Assistant Professor Max Negin’s “Creating Multimedia Content” classes photographed students in Elon University’s Department of Performing Arts for an upcoming project.
One can be forgiven if they recently confused McEwen Communications Building for Elon’s Center for the Arts.
Two sections of Assistant Professor Max Negin’s “Creating Multimedia Content” course photographed 18 undergraduates in the Department of Performing Arts on Sept. 16, including 11 senior dance majors, performing an array of dance moves. Negin’s students stationed themselves in McEwen’s Studio A as well as around the outside of the building to capture photographs, both stills and action shots.
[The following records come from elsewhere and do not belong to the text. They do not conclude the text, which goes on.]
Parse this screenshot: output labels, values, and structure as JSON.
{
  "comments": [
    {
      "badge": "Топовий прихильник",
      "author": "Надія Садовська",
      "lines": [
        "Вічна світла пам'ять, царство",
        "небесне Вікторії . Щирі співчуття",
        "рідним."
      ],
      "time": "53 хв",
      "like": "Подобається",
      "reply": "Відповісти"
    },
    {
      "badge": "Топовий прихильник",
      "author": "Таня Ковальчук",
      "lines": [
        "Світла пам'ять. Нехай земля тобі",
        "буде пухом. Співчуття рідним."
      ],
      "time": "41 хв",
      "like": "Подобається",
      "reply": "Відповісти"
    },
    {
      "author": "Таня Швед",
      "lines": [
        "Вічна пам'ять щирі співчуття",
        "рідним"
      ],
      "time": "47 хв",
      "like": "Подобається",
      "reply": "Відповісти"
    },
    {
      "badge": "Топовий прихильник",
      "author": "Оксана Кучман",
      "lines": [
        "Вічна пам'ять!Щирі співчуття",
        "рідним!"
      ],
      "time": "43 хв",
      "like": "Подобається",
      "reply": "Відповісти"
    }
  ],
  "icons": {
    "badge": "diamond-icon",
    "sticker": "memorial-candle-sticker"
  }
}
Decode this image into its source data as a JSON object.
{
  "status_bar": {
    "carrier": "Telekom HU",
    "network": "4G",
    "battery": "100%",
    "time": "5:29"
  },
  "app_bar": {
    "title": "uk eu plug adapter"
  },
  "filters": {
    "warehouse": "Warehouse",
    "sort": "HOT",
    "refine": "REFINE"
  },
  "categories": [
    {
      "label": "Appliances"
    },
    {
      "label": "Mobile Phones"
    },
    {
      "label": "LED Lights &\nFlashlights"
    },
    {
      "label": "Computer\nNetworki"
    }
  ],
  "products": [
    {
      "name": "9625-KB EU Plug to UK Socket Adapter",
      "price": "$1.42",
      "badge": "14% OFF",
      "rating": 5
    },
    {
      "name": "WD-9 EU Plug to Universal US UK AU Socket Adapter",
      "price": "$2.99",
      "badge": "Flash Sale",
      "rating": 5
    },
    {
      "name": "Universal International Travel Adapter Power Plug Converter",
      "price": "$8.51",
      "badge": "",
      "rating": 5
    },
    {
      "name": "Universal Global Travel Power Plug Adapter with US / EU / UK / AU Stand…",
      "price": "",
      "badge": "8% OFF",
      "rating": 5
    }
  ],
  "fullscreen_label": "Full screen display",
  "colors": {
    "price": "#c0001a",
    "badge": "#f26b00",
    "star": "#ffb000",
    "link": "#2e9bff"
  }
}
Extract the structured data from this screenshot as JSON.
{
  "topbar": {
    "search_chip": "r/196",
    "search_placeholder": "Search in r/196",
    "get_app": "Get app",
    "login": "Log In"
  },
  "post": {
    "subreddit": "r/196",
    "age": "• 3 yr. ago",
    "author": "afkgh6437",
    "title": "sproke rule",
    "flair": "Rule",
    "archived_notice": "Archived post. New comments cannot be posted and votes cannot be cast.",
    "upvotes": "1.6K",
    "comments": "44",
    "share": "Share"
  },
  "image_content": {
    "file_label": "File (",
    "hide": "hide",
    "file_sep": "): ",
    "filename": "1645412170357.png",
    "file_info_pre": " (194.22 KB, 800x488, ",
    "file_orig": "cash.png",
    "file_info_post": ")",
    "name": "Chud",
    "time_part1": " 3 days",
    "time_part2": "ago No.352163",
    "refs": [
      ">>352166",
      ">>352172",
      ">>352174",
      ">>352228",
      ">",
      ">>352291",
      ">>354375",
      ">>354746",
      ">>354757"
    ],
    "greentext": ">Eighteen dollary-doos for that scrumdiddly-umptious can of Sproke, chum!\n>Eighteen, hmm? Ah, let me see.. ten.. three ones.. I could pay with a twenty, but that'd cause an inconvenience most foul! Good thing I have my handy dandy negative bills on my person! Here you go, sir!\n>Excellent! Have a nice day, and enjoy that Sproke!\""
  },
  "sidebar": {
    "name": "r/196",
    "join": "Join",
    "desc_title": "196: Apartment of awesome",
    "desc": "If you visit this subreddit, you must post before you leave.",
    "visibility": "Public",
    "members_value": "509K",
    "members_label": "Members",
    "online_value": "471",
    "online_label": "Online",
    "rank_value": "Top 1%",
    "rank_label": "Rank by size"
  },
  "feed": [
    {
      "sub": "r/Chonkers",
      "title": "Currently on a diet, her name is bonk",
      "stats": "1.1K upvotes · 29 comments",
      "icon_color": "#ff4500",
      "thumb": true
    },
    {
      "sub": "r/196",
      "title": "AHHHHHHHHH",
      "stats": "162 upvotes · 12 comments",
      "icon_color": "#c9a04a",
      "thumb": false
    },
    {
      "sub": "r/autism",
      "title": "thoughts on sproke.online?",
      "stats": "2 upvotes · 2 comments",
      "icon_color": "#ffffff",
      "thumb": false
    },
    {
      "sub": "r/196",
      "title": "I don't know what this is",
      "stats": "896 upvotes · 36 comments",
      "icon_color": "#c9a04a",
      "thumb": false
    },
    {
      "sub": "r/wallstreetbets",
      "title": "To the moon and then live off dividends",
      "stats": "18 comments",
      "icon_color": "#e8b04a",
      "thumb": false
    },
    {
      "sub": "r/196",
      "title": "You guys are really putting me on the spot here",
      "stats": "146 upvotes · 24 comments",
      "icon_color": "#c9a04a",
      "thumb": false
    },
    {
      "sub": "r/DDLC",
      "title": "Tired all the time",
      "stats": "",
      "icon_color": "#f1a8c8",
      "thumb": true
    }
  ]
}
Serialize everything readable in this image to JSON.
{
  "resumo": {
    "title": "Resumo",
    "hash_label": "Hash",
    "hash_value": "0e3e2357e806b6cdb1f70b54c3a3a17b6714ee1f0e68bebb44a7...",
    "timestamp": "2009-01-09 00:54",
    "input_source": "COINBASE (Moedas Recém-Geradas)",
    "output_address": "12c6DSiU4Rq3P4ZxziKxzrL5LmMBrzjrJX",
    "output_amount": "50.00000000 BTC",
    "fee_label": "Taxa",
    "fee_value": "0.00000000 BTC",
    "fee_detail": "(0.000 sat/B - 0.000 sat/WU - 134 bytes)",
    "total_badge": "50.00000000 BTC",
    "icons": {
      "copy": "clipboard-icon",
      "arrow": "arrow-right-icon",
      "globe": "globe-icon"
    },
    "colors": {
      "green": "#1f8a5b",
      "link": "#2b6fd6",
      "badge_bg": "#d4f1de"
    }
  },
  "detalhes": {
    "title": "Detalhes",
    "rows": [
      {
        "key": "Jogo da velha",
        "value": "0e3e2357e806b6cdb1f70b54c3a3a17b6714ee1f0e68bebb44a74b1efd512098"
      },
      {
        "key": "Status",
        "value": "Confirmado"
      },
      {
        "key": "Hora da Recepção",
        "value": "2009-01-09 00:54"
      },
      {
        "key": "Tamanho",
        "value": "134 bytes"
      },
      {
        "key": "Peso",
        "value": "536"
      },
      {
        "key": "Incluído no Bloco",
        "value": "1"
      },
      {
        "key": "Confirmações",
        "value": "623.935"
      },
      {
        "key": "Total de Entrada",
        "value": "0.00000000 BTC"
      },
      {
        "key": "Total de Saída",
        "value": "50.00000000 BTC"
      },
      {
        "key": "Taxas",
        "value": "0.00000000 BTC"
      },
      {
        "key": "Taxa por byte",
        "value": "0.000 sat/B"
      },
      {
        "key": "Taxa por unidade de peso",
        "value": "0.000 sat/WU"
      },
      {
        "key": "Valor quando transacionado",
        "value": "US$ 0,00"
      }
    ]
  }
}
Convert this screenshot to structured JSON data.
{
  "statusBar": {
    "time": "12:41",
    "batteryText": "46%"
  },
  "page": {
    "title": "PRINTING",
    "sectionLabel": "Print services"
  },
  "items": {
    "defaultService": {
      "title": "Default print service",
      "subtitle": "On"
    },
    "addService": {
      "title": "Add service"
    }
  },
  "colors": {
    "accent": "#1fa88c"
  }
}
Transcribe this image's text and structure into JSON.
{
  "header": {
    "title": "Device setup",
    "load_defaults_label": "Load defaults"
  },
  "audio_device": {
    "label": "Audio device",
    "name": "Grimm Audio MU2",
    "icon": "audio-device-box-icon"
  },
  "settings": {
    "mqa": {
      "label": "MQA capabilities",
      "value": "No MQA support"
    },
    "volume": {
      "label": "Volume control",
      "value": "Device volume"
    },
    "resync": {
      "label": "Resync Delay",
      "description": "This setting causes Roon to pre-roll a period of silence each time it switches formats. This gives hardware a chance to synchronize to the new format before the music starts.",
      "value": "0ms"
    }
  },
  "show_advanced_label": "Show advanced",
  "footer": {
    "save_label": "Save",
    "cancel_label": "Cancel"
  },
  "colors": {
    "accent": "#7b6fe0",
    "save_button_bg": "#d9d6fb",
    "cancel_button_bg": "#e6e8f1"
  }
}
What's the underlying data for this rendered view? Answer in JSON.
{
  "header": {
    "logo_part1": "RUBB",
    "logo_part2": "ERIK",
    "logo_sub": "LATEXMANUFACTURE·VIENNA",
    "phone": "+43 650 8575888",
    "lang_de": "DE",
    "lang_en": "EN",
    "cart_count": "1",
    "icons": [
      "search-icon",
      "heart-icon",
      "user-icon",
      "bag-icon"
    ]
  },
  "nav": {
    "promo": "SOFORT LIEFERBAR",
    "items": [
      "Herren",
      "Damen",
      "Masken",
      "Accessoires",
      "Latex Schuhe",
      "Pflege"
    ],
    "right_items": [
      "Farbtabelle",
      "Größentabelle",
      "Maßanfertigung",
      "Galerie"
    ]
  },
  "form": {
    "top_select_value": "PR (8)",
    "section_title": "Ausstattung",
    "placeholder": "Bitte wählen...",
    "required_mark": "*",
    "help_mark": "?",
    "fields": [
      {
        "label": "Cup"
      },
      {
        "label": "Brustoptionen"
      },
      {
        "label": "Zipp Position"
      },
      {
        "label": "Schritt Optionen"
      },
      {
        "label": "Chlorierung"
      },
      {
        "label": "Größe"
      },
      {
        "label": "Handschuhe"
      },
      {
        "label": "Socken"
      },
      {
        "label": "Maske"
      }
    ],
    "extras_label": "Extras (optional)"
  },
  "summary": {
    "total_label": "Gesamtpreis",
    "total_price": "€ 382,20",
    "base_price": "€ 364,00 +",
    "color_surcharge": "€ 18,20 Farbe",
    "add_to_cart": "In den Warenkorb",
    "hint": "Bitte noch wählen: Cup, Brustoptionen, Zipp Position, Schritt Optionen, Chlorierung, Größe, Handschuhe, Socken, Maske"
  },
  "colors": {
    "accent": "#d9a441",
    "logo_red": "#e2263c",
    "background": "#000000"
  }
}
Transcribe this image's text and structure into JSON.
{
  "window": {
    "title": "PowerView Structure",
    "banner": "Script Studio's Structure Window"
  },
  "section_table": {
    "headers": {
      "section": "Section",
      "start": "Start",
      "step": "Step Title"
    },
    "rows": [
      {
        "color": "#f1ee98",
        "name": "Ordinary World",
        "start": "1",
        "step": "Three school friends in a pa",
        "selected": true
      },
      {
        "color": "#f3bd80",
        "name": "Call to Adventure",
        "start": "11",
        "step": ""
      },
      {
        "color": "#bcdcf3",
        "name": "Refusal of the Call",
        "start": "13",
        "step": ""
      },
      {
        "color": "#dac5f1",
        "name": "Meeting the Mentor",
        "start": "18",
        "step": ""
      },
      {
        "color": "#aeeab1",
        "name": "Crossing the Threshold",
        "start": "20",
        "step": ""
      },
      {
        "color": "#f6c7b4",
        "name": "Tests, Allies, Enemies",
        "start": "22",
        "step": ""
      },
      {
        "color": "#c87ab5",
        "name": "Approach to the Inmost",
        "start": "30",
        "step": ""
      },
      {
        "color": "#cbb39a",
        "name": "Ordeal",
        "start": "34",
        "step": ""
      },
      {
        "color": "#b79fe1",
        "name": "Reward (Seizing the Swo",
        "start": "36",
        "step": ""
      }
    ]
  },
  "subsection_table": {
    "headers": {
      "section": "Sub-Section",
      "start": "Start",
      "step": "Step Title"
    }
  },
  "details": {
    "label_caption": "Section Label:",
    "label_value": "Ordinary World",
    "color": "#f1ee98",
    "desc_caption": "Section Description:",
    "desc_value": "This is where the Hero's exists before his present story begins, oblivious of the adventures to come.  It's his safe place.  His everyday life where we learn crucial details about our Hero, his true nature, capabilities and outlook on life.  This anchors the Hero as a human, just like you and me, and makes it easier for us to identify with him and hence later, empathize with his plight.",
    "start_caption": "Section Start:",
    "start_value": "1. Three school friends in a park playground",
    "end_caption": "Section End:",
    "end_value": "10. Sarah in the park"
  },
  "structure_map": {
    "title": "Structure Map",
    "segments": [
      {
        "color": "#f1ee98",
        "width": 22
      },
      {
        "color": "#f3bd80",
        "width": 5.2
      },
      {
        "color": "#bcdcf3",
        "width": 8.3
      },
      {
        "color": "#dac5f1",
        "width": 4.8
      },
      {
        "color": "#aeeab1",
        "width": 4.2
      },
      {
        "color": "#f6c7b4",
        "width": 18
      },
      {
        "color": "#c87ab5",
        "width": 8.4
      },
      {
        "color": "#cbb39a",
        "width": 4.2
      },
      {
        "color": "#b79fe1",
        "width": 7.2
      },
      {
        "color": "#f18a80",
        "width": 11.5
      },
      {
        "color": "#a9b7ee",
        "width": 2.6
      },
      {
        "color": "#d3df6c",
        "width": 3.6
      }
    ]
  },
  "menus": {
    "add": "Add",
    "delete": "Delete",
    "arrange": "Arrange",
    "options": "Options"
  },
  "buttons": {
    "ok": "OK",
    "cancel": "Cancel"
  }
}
The School of Communications students also recorded audio that will be combined with the photography for a class assignment later in the semester. To see photos of the students in action, visit the School of Communications’ Flickr page.
“In COM 220, we have a variety of projects centered around media creation. Having the dance students participate allowed us to create media that can live beyond the four walls of the classroom,” said Negin. “In addition, the short photo documentaries on each dancer will allow students to develop their ability to tell stories.”
“I think this was a great opportunity for collaboration and creativity,” said Jen Guy Metcalf, assistant professor of dance, who coordinated the photo sessions with Negin. “It was exciting to watch our students work together and create something that connects their majors. There were some exciting moments when the dancers and photographers captured incredible shots and it was really gratifying to witness that. I look forward to more projects like this in the future.”
Eleven dancers who participated in the photo sessions are enrolled in this semester’s “Senior Seminar in Dance,” the capstone experience for the senior dance major. The seniors plan to use the images as part of their professional portfolios, according to Metcalf, who co-teaches the seminar with Karl Green, assistant professor of performing arts.
Additionally, Metcalf invited seven first-year students, with majors ranging from performance and choreography, dance science, and music theatre, to attend.